“Study Abroad has around 30 different partnerships with universities around the world for fashion and engages in student and staff mobility as well as collaborative projects,” she says.
Many colleges use cross-border collaborations to give students a global edge.
Italy’s Istituto Europeo di Design Spa has two joint summer courses with Paris College of Art and students participate in international fashion weeks in destinations including Moscow, Madrid and Tbilisi.
Photo: Royal Academy of Fine Arts Antwerp
International projects such as ‘Two Ethos’, in collaboration with the Korean National University of Culture Heritage, mean students work on textiles recreated by KNUCH.
Marilyn McNeil-Morin, chair of the School of Fashion Studies at Toronto’s George Brown College in Canada stresses that industry relationships provide students with the opportunity to participate in industry competitions, to win scholarships and to network with industry professionals.
Students at Parsons in the US, for example, complete internships for academic credit during the semester or summer. “Students intern at top brands and fashion houses, such as Marc Jacobs, Alexander Wang and The Row among many others,” Wilbur says.
The rush for job placements start when students complete their final graduation collections.
An international certificate and “an expanded world fashion view” gives graduates an edge in the global industry
In the UK alone, there are 4,000 fresh fashion graduates annually and only 500 jobs. Globally, students compete for limited vacancies available in the fashion labour market.
“Students every day, more than before, enrol in a school or program and want to know where they can work, for which companies and how the school can link them to industry,” Setzu says.
But visa regulations can hinder postgraduate employment opportunities, according to UK providers.
In Canada, McNeil-Morin says international students who wish to stay can find employment to obtain their work visas, “and many are successful in this endeavour”.
If a students chooses to return home, an international certificate and “an expanded world fashion view” gives graduates an edge in the global industry, adds McNeil-Morin.
Schools and students must be open to different aspects of fashion, rather than the conventional design major. Courses like fashion business and media/marketing have emerged to better prepare students for the industry after graduation.
“Parsons and Eugene Lang College created a new major in 2014 called journalism and design, which blends elements of traditional journalism with graphic design, so that aspiring writers have the skills necessary to succeed in a constantly evolving media landscape,” relates Wilbur.

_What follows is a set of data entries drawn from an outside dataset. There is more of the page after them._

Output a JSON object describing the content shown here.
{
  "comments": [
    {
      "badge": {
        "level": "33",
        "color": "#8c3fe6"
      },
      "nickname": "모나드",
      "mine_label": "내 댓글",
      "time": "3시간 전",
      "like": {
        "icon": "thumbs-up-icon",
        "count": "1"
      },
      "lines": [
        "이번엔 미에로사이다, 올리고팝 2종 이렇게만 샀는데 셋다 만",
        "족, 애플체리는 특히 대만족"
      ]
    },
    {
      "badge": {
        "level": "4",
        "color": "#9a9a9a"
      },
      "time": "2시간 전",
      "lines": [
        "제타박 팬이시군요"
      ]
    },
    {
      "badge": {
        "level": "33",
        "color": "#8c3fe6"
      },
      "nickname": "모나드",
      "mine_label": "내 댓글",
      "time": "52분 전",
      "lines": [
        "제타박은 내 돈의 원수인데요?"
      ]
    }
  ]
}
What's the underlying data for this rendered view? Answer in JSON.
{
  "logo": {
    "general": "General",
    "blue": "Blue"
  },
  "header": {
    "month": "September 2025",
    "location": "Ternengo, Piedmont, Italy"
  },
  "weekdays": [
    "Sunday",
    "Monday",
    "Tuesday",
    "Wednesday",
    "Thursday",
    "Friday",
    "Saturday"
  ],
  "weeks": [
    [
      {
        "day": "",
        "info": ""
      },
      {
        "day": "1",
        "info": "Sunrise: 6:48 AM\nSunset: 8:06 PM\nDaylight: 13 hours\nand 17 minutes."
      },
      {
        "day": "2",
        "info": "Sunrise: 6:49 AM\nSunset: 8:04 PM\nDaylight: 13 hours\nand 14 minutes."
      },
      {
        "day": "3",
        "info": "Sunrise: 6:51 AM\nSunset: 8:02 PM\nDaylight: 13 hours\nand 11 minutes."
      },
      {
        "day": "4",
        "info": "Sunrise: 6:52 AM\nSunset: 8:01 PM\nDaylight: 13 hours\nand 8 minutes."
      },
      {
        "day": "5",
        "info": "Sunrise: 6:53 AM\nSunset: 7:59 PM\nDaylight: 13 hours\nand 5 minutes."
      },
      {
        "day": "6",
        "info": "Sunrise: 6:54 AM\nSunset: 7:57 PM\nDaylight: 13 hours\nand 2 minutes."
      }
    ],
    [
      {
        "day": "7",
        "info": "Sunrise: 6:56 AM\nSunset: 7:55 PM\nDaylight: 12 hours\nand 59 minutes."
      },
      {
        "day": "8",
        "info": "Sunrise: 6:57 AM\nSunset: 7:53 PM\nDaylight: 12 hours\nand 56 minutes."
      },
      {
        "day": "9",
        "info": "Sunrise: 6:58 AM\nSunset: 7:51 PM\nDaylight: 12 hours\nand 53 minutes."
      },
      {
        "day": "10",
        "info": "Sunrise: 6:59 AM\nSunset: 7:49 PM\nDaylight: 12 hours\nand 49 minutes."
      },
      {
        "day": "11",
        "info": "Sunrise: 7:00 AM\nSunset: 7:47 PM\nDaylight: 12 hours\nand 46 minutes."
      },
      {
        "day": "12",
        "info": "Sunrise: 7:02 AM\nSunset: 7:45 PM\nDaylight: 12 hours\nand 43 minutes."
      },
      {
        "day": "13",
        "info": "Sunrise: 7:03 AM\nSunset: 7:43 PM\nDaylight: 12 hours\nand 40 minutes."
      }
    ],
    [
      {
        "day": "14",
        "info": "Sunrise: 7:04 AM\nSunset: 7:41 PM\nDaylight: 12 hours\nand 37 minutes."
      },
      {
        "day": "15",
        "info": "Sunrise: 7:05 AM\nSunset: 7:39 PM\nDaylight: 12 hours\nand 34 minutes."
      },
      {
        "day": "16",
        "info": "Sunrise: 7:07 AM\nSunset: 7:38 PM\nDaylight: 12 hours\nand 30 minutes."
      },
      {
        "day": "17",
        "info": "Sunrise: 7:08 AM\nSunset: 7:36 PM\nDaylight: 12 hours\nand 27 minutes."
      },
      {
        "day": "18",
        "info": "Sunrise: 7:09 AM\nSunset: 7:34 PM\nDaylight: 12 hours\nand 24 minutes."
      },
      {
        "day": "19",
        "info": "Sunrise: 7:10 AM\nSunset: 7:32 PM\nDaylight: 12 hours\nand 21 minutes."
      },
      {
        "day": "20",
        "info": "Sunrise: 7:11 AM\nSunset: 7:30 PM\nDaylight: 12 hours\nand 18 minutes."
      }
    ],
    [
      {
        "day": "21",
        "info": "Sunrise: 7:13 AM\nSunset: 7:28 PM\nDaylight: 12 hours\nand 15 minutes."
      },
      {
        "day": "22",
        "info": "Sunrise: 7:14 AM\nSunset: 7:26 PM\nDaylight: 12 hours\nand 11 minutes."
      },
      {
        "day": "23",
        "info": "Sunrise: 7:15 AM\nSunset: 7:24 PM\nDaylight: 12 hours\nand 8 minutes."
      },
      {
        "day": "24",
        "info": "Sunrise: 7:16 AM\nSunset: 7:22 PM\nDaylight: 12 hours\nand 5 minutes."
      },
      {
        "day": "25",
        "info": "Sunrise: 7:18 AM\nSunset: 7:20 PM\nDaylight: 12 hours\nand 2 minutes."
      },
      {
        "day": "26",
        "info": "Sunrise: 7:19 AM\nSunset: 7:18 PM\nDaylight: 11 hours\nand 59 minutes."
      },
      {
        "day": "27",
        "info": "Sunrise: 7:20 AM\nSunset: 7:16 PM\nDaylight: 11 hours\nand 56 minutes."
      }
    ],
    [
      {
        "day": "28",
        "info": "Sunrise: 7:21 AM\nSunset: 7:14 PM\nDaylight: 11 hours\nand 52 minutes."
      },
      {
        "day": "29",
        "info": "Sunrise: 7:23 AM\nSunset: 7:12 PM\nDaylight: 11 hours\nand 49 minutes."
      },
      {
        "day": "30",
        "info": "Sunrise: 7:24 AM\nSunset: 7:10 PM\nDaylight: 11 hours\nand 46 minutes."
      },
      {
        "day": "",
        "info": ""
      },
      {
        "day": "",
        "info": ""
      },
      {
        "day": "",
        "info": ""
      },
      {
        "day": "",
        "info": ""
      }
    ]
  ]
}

“To succeed in this industry, students have to stand out and think out of the box,” IFA’s Gulina says. “Fashion is more than drawing and sewing, you have to link it to everything in life.”
- This is an abridged version of an article that originally appeared in The PIE Review, our quarterly print publication.